__INFORMATION PROVIDED__
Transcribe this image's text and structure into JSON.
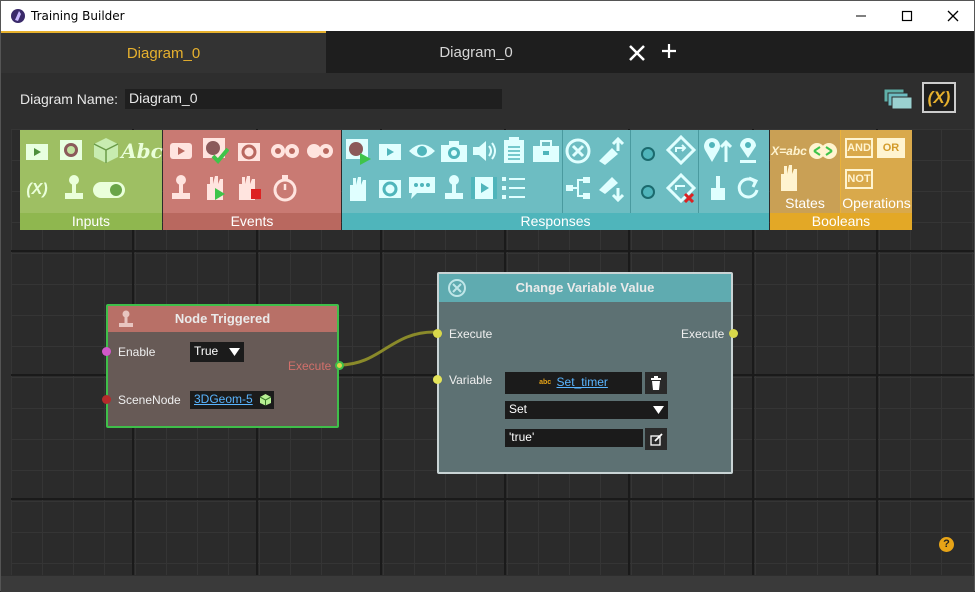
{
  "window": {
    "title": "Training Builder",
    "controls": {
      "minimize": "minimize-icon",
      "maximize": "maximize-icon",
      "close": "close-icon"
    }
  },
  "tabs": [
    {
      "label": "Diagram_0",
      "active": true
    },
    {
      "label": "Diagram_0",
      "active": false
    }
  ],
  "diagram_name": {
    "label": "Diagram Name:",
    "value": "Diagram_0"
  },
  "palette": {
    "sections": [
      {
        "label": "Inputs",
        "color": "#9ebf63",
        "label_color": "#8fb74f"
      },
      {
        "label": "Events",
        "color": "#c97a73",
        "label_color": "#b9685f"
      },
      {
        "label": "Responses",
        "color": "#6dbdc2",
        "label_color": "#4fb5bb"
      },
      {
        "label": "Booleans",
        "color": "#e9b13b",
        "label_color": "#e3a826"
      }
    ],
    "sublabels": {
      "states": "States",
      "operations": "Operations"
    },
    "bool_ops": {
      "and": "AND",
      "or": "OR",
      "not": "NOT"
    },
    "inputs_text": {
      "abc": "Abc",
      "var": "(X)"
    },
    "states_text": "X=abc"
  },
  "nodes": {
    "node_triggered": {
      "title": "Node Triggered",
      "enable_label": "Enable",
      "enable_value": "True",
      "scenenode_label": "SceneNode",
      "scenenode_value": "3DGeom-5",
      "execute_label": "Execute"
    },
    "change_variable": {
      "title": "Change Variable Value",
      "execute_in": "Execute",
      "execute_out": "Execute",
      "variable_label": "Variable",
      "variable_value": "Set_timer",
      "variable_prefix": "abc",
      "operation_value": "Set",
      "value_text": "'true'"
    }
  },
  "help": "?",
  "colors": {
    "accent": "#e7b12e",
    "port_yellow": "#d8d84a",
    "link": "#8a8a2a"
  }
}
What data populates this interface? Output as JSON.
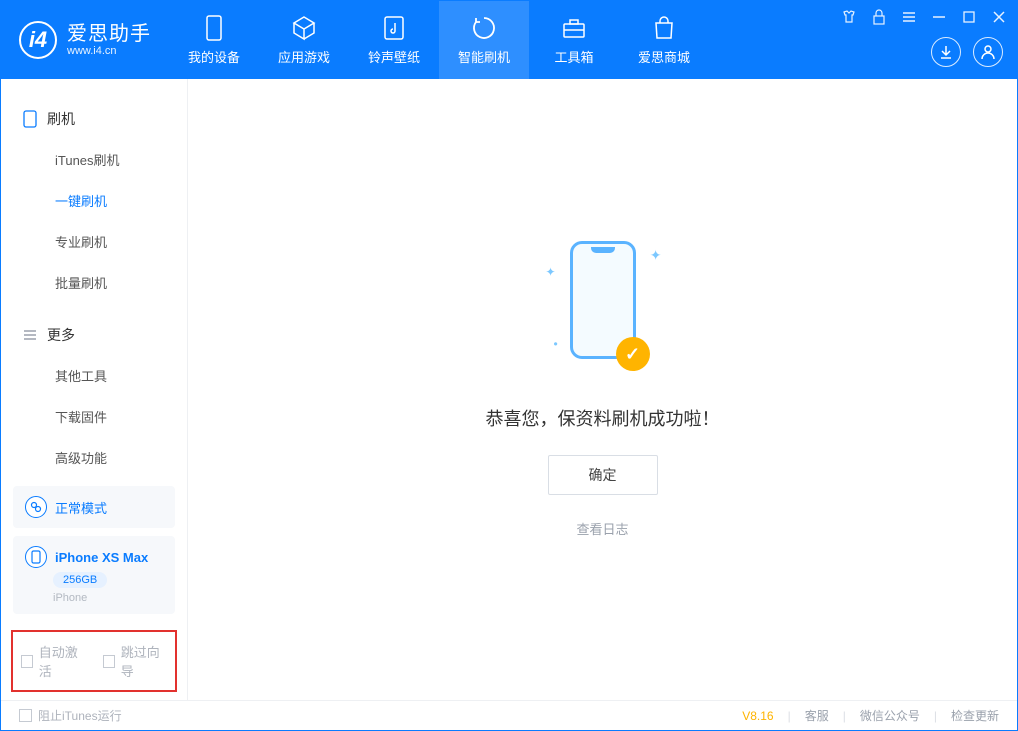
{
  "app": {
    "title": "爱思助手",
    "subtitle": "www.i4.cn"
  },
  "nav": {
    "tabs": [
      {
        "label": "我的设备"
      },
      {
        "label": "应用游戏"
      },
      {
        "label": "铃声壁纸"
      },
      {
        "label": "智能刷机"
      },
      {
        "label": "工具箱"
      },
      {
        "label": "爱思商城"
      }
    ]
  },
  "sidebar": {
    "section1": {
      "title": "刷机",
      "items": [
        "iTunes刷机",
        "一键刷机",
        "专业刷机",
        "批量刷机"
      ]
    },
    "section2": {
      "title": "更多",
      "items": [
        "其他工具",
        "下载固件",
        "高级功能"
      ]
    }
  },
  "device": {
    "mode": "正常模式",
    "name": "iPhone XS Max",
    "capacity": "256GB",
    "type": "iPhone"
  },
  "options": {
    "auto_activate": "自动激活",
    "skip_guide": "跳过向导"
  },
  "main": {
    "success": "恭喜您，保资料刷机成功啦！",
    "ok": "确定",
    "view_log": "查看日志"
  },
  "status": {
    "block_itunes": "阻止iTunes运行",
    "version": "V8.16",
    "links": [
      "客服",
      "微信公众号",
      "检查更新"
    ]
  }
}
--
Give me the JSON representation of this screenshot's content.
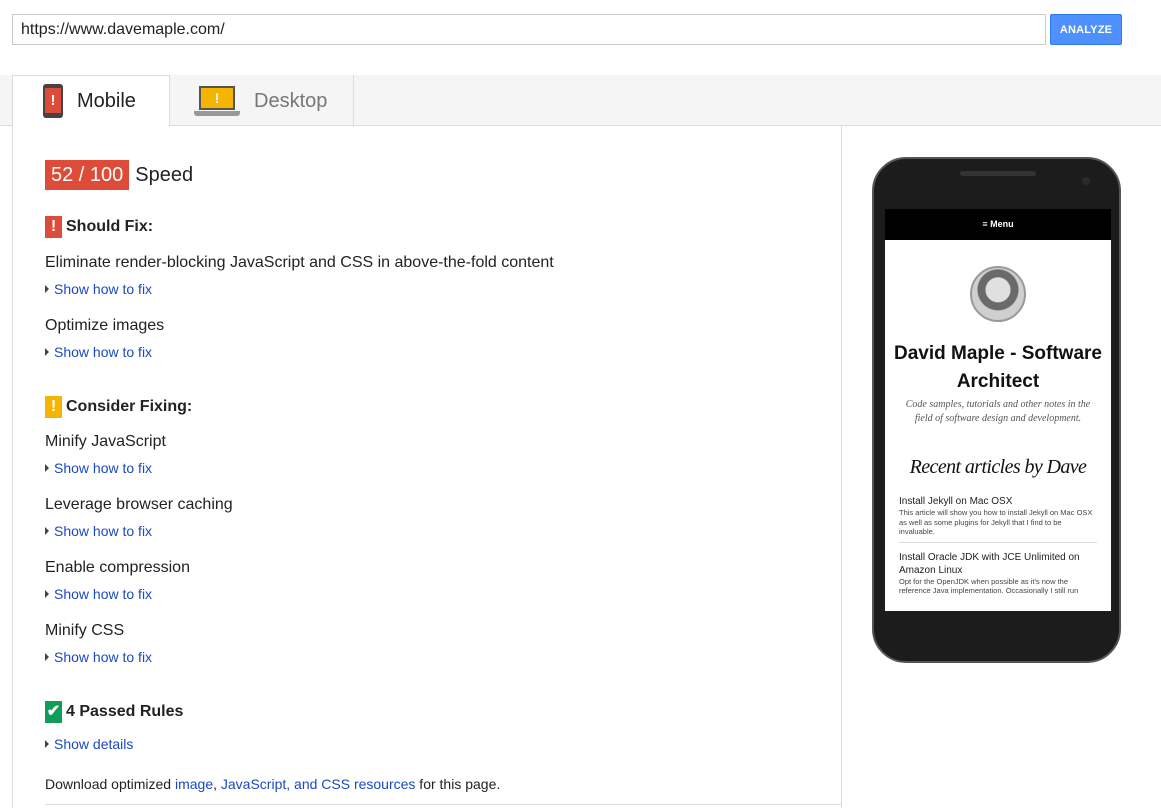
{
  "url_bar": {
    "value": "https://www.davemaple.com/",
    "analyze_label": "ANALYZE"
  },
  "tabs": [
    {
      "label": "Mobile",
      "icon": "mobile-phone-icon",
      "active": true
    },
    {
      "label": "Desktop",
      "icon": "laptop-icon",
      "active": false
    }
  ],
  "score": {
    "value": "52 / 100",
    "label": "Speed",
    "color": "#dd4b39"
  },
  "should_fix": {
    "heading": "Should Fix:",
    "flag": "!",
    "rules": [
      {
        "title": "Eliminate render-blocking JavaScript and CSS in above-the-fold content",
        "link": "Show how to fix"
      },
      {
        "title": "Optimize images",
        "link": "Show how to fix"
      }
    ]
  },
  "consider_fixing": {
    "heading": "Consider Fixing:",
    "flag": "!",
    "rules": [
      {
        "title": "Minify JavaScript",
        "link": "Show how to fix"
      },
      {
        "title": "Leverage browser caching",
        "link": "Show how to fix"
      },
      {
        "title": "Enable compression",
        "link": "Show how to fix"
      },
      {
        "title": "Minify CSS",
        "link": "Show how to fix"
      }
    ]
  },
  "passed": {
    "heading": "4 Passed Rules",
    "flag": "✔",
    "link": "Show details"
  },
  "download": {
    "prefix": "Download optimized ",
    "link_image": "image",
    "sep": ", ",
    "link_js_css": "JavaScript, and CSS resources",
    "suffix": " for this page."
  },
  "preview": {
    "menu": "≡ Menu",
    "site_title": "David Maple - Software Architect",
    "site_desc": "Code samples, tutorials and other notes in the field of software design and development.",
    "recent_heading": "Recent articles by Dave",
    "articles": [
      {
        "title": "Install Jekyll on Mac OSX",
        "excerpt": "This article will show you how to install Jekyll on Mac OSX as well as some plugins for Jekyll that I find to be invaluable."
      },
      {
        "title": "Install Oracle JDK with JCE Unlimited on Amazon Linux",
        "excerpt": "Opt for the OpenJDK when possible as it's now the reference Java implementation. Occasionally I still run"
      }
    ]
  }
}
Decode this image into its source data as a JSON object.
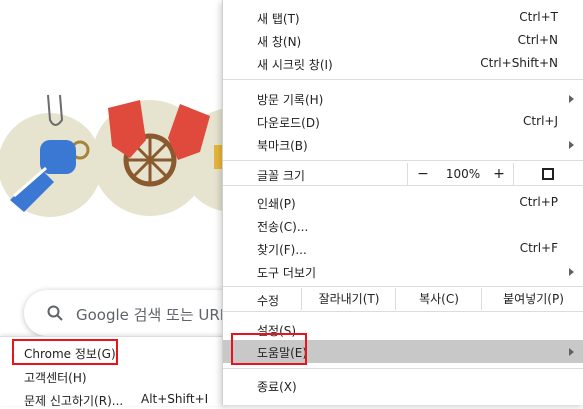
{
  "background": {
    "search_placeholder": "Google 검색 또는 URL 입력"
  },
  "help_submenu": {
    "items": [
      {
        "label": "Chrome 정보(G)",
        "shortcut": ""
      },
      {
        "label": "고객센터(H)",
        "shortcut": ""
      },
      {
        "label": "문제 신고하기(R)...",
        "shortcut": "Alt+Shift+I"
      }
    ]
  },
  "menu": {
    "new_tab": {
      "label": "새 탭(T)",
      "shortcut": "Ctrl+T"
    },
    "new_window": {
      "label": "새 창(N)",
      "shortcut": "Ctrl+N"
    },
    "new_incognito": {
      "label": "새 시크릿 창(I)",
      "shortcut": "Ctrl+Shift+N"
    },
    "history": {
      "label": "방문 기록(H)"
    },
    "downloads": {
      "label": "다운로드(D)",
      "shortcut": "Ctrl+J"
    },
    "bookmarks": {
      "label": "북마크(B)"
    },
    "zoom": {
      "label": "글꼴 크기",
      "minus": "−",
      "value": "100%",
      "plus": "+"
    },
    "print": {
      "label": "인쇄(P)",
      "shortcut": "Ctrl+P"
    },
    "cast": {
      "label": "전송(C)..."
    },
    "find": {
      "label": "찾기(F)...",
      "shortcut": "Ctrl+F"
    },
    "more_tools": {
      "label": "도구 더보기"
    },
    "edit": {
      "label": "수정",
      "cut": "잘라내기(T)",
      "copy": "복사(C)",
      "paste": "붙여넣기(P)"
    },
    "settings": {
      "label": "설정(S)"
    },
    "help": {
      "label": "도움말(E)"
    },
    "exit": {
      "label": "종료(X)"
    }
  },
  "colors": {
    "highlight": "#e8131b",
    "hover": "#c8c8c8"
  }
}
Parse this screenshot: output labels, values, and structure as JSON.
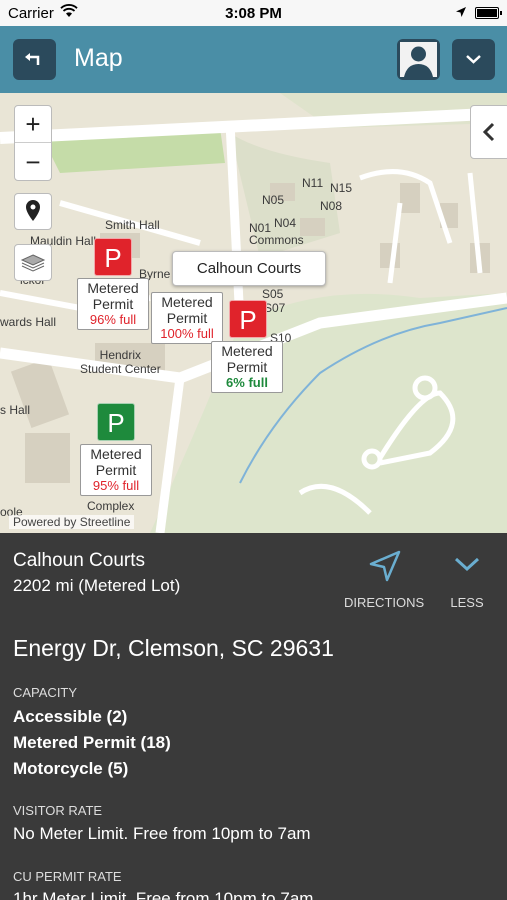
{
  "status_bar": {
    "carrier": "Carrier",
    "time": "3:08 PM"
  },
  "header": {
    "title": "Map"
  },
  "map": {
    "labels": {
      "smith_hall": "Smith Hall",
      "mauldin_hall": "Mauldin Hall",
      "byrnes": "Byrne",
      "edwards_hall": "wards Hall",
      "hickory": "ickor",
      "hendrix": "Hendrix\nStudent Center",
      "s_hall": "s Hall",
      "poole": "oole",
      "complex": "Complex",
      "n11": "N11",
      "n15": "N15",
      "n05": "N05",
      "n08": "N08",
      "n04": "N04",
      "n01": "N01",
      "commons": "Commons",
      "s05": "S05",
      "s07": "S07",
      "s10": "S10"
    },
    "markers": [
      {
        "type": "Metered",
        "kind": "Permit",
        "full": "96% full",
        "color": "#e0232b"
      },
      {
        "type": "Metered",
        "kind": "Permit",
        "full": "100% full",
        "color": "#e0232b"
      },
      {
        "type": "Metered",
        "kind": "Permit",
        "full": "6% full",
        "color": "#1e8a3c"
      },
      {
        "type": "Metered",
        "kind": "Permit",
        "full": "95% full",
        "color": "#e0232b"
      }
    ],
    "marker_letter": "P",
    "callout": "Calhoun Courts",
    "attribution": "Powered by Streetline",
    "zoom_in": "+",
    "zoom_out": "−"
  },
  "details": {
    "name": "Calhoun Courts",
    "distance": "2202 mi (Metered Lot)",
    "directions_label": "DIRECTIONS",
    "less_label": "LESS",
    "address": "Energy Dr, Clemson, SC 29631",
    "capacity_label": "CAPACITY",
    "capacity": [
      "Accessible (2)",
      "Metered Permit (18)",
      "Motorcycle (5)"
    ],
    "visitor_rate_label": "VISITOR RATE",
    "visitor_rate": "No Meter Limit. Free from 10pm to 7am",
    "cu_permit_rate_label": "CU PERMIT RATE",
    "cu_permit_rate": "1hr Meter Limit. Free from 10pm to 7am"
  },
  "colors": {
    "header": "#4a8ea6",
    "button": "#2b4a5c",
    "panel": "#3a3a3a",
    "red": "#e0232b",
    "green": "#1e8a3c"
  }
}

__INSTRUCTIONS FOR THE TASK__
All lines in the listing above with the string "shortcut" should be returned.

__RESULT FOR THIS EXERCISE__
        "shortcut": ""
        "shortcut": ""
        "shortcut": "Alt+Shift+I"
      "shortcut": "Ctrl+T"
      "shortcut": "Ctrl+N"
      "shortcut": "Ctrl+Shift+N"
      "shortcut": "Ctrl+J"
      "shortcut": "Ctrl+P"
      "shortcut": "Ctrl+F"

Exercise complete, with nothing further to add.